Yes, food really does affect your mood.

When you think about what effects your mental health, the typical answers are stress, self-esteem, and relationship issues, to name but a few, however, we often underestimate the impact that food has on our mental health. When you consider the science behind it and the growing evidence that food has a greater effect on our mental health than we give credit for, I think we could all check what we are fuelling our bodies with.

There is no doubt that what we eat has an impact on our mental health, this link has been proven repeatedly. A review of studies looking into the issue of diet and mental health found that regular consumption of a Western diet (a diet consisting of highly processed and sugary foods) increased the risk of depression (O’Neil et al., 2014). Moreover, a poor diet is proven to impact biological mechanisms that are commonly associated with depression such as impacting the immune system and altering the levels of certain brain proteins potentially leading to depressive symptoms (O’Neil et al., 2014). This further strengthens the link between diet and mental health.

Moreover, some of the factors that contribute to poor mental health, such as stress, have been proven to influence food preferences. For example, a study by Kandiah, Yake, and Meyer (2006) found that when participants were not exposed to stress they made healthy dietary choices 80% of the time compared to when participants were exposed to stress, which they made healthy food choices only 33% of the time. This highlights an issue, the fact that something like stress can lead to poor mental health, yet when we experience stress we tend to eat unhealthier options, also negatively impacting our mental health. Therefore, healthier dietary choices could break this cycle as evidenced by Ansari, Adetunji, and Oskrochi (2014) who found that when fruit and vegetables weren’t consumed on a regular basis, there was a greater association with experiencing more depressive symptoms for both males and females.

Although there is little research on a diet that has been proven to reduce the likelihood of depressive symptoms and promote better mental health, there have been studies conducted on specific foods.

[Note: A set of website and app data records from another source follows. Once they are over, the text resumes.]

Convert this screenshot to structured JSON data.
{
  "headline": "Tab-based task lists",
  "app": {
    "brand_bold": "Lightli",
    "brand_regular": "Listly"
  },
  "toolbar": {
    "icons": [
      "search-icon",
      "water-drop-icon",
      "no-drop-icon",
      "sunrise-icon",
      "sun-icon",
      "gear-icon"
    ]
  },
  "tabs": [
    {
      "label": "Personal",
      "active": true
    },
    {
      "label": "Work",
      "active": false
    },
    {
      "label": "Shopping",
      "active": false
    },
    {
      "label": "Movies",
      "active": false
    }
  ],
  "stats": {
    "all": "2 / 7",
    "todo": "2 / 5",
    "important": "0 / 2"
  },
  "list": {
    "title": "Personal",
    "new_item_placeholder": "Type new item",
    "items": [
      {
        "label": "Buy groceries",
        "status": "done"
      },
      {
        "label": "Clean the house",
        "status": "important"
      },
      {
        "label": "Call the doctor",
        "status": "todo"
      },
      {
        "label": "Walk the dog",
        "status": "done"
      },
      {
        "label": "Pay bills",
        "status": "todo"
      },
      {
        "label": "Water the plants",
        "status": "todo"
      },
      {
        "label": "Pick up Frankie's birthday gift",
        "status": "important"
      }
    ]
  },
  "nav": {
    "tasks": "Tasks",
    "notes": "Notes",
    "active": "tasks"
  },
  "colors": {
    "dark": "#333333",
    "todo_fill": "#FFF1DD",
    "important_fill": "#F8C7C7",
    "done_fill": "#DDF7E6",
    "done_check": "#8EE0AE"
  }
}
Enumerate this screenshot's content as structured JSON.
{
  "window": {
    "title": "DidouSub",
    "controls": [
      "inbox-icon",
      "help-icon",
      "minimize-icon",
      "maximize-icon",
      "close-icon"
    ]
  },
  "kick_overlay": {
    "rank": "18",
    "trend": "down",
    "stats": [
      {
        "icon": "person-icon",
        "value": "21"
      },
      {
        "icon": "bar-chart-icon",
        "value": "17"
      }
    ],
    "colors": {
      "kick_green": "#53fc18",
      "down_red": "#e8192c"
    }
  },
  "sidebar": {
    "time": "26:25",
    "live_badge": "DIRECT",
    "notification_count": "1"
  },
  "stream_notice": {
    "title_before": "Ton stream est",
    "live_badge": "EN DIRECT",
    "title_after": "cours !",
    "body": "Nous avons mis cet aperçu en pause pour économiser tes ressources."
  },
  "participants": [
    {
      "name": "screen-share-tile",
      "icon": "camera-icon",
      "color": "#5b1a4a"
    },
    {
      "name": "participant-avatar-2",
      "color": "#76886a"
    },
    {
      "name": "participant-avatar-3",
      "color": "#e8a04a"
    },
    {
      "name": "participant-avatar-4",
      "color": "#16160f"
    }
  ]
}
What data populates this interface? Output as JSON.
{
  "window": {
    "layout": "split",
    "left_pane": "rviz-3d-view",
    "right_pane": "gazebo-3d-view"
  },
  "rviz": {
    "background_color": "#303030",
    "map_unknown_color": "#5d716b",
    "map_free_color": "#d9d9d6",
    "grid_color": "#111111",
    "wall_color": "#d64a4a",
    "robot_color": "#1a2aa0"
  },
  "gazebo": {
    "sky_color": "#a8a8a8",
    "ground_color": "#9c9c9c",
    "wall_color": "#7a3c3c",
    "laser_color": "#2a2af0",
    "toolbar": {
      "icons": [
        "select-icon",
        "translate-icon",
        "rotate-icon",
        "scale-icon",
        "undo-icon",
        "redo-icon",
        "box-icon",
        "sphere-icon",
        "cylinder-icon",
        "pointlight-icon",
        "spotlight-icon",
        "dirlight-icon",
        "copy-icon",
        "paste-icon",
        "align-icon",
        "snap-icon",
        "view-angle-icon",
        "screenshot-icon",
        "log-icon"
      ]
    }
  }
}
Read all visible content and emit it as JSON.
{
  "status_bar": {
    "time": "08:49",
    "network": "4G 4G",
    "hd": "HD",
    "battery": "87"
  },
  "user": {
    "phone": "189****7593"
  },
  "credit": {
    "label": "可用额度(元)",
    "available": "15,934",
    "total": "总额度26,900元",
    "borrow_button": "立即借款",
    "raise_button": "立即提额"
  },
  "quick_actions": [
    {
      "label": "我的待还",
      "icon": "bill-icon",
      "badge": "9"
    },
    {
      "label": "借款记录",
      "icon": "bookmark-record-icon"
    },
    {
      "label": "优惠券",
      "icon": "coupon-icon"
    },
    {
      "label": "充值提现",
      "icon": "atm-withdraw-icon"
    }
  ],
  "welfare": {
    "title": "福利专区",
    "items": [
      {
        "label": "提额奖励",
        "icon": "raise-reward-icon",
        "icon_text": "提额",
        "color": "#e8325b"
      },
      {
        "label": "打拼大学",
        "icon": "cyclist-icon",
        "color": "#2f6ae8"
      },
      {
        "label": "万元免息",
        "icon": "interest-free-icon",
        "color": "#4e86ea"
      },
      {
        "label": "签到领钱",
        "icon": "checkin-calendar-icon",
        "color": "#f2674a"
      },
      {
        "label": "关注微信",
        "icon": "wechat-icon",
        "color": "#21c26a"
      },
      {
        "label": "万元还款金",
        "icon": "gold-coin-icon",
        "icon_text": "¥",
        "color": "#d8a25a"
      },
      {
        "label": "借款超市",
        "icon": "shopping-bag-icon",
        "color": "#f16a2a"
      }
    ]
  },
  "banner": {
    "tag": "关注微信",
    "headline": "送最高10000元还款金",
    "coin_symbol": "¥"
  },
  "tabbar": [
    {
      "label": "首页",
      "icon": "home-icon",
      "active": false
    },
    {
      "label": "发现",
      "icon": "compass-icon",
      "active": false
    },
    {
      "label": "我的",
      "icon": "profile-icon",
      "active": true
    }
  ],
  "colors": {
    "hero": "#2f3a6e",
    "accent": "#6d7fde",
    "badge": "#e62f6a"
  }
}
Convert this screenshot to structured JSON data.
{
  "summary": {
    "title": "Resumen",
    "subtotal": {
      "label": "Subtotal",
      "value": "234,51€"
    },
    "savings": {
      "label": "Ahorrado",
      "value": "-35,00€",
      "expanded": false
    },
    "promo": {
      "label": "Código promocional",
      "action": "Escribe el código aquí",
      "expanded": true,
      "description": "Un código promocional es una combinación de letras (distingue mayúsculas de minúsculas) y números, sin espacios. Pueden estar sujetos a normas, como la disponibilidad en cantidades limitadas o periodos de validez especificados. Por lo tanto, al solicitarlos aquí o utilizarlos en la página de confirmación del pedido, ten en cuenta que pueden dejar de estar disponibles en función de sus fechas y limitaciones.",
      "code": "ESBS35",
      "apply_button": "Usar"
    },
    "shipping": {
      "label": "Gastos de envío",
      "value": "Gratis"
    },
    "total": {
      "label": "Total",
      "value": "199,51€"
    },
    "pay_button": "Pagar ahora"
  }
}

For example, the following foods have all been linked to better mental health when in their raw form; carrots, bananas, apples, dark leafy greens like spinach, grapefruit, lettuce, citrus fruits, fresh berries, cucumber, and kiwifruit (Brookie, Best & Conner, 2018).

I hope you found this an interesting read,

Jazzy B ❤

References:

Kandiah, J., Yake, M., & Meyer, M. (2006). Stress influences appetite and comfort food preferences in college women.  Nutrition Research, 28(1), 118-123. doi: https://doi.org/10.1016/j.nutres.2005.11.010 

Ansari, W.E, Adetunji, H., Oskrochi, R. (2014). Food and mental health: Relationship between food and perceived stress and depressive symptoms among university students in the United Kingdom. Central European Journal of Public Health, 22(2), 90-97.

O’Neil, A., Quirk, S.E., Houseden, S., Brennan, S.L., Williams, L.J., Pasco, J.A., Berk, M., & Jacka, F.N.(2014). Relationship between diet and mental health in children and adolescents: A Systematic Review. The American Journal of Public Health, 104(10).

Brookie, K.L., Best, G.I., Conner, T.S. (2018). Intake of raw fruits and vegetables is associated with better mental health than intake of processed fruits and vegetables. Frontiers in Psychology, 9(1). doi: https://doaj.org/article/956172bb66c747b1a3efbf9a4a4d9023